M&A deals create more value for acquiring firm shareholders post-2009 than ever before. Public acquisitions fuel positive and statistically significant abnormal returns for acquirers while stock-for-stock deals no longer destroy value. Mega deals, priced at least $500mil, typically associated with more pronounced agency problems, investor scrutiny and media attention, seem to be driving the documented upturn. Acquiring shareholders now gain $62mil around the announcement of such deals; a $325 mil gain improvement compared to 1990-2009. The corresponding synergistic gains have also catapulted to more than $542mil pointing to overall value creation from M&As on a large scale. Our results are robust to different measures and controls and appear to be linked with profound improvements in the quality of corporate governance among acquiring firms in the aftermath of the 2009 financial crisis.
Economic information transmissions and liquidity between shipping markets: new evidence from freight derivatives
Economic return and volatility spillovers of derivatives markets on a number of assets have been extensively examined in the general economics literature. However, there are only a limited number of studies that investigate such interactions between freight rates and the freight futures, and no studies that also consider potential linkages with freight options. This study fills this gap by investigating the economic spillovers between time-charter rates, freight futures and freight options prices in the dry-bulk sector of the international shipping industry. Empirical results indicate the existence of significant information transmission in both returns and volatilities between the three related markets, which we attribute to varying trading activity and market liquidity. The results also point out that, consistent with theory, the freight futures market informationally leads the freight rate market, though surprisingly, freight options lag behind both futures and physical freight rates.
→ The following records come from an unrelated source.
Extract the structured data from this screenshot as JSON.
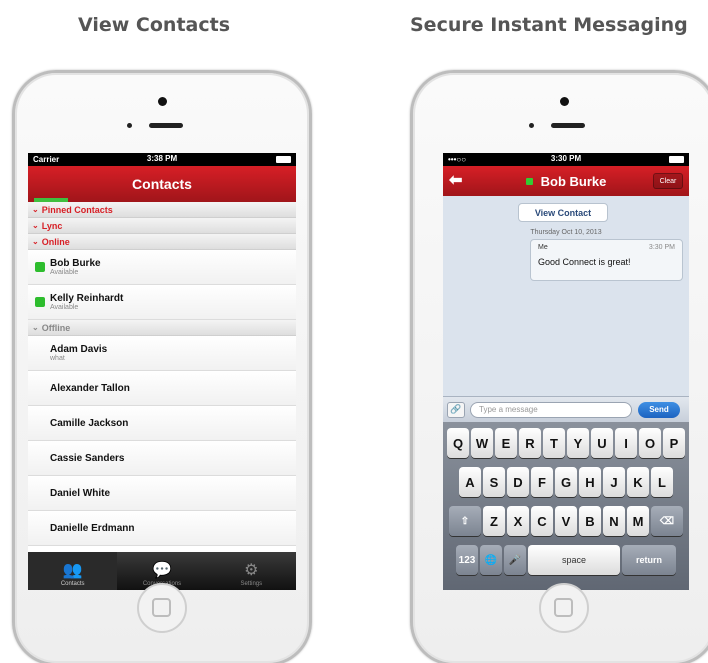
{
  "captions": {
    "left": "View Contacts",
    "right": "Secure Instant Messaging"
  },
  "left_screen": {
    "status": {
      "carrier": "Carrier",
      "time": "3:38 PM"
    },
    "title": "Contacts",
    "groups": {
      "pinned": "Pinned Contacts",
      "lync": "Lync",
      "online": "Online",
      "offline": "Offline"
    },
    "online_contacts": [
      {
        "name": "Bob Burke",
        "status": "Available"
      },
      {
        "name": "Kelly Reinhardt",
        "status": "Available"
      }
    ],
    "offline_contacts": [
      {
        "name": "Adam Davis",
        "status": "what"
      },
      {
        "name": "Alexander Tallon",
        "status": ""
      },
      {
        "name": "Camille Jackson",
        "status": ""
      },
      {
        "name": "Cassie Sanders",
        "status": ""
      },
      {
        "name": "Daniel White",
        "status": ""
      },
      {
        "name": "Danielle Erdmann",
        "status": ""
      }
    ],
    "tabs": [
      {
        "label": "Contacts",
        "icon": "contacts-icon"
      },
      {
        "label": "Conversations",
        "icon": "conversations-icon"
      },
      {
        "label": "Settings",
        "icon": "settings-icon"
      }
    ]
  },
  "right_screen": {
    "status": {
      "time": "3:30 PM"
    },
    "title": "Bob Burke",
    "clear_label": "Clear",
    "view_contact_label": "View Contact",
    "date": "Thursday Oct 10, 2013",
    "message": {
      "sender": "Me",
      "time": "3:30 PM",
      "text": "Good Connect is great!"
    },
    "input_placeholder": "Type a message",
    "send_label": "Send",
    "keyboard": {
      "row1": [
        "Q",
        "W",
        "E",
        "R",
        "T",
        "Y",
        "U",
        "I",
        "O",
        "P"
      ],
      "row2": [
        "A",
        "S",
        "D",
        "F",
        "G",
        "H",
        "J",
        "K",
        "L"
      ],
      "row3": [
        "Z",
        "X",
        "C",
        "V",
        "B",
        "N",
        "M"
      ],
      "numbers": "123",
      "space": "space",
      "return": "return"
    }
  },
  "colors": {
    "accent": "#d71f26",
    "presence": "#2ebd2e",
    "send": "#1d63c1"
  }
}
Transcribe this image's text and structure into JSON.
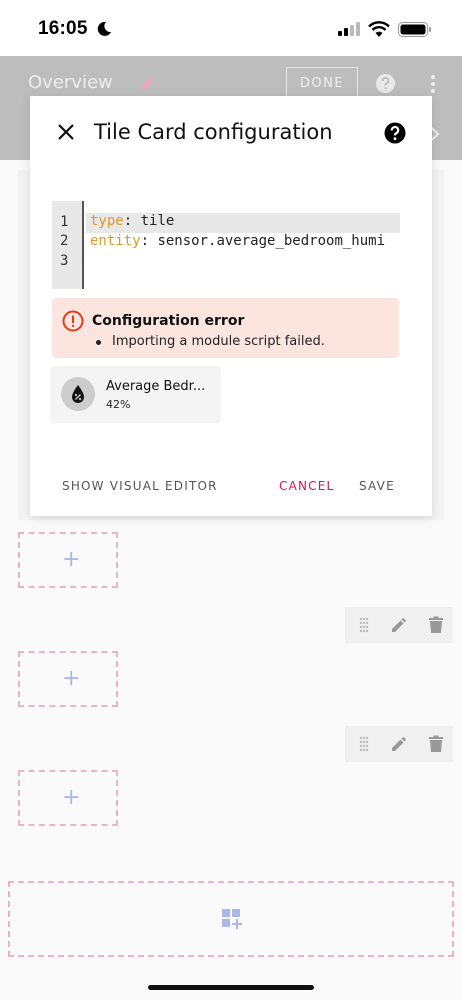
{
  "status_bar": {
    "time": "16:05"
  },
  "toolbar": {
    "title": "Overview",
    "done_label": "DONE"
  },
  "dialog": {
    "title": "Tile Card configuration",
    "yaml": {
      "line_numbers": [
        "1",
        "2",
        "3"
      ],
      "lines": [
        {
          "key": "type",
          "value": " tile"
        },
        {
          "key": "entity",
          "value": " sensor.average_bedroom_humi"
        },
        {
          "key": "",
          "value": ""
        }
      ]
    },
    "error": {
      "title": "Configuration error",
      "message": "Importing a module script failed."
    },
    "preview_tile": {
      "name": "Average Bedr...",
      "state": "42%"
    },
    "buttons": {
      "visual_editor": "SHOW VISUAL EDITOR",
      "cancel": "CANCEL",
      "save": "SAVE"
    }
  },
  "colors": {
    "accent": "#d6105a",
    "placeholder_border": "#eeb2c8",
    "plus": "#a9b8e6",
    "error_bg": "#fce5de"
  },
  "icons": [
    "moon-icon",
    "signal-icon",
    "wifi-icon",
    "battery-icon",
    "pencil-icon",
    "help-icon",
    "more-vert-icon",
    "close-icon",
    "alert-circle-icon",
    "water-percent-icon",
    "drag-handle-icon",
    "delete-icon",
    "plus-icon",
    "add-section-icon"
  ]
}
The documented three-way economic interactions between the related markets can be used to enhance budget planning and risk management strategies, potentially attract more investors, and thus, improve the liquidity of the freight derivatives market.
Mergers and acquisitions in shipping
Deal size, acquisition premia and shareholder gains
This study examines the contradictory predictions regarding the association between the premium paid in acquisitions and deal size. We document a robust negative relation between offer premia and target size, indicating that acquirers tend to pay less for large firms, not more. We also find that the overpayment potential is lower in acquisitions of large targets. Yet, they still destroy more value for acquirers around deal announcements, implying that target size may proxy, among others, for the unobserved complexity inherent in large deals. We provide evidence in favor of this interpretation.
How have M&As changed? Evidence from the sixth merger wave
We examine the characteristics of the sixth merger wave that started in 2003 and came to an end approximately in late 2007. The drivers of this wave lie primarily in the availability of abundant liquidity, in line with neoclassical explanations of merger waves. Acquirers were less overvalued relative to targets, and merger proposals comprised higher cash elements. Moreover, the market for corporate control was less competitive, acquirers were less acquisitive, managers displayed less over-optimism and offers involved significantly lower premiums, indicating more cautious and rational acquisition decisions. Strikingly, however, deals destroyed at least as much value for acquiring shareholders as in the 1990s.
Gains from mergers and acquisitions around the World: new evidence
Belief asymmetry and gains from acquisitions
Divergence of opinion and post-acquisition performance
Valuation effects of short sale constraints: the case of corporate takeovers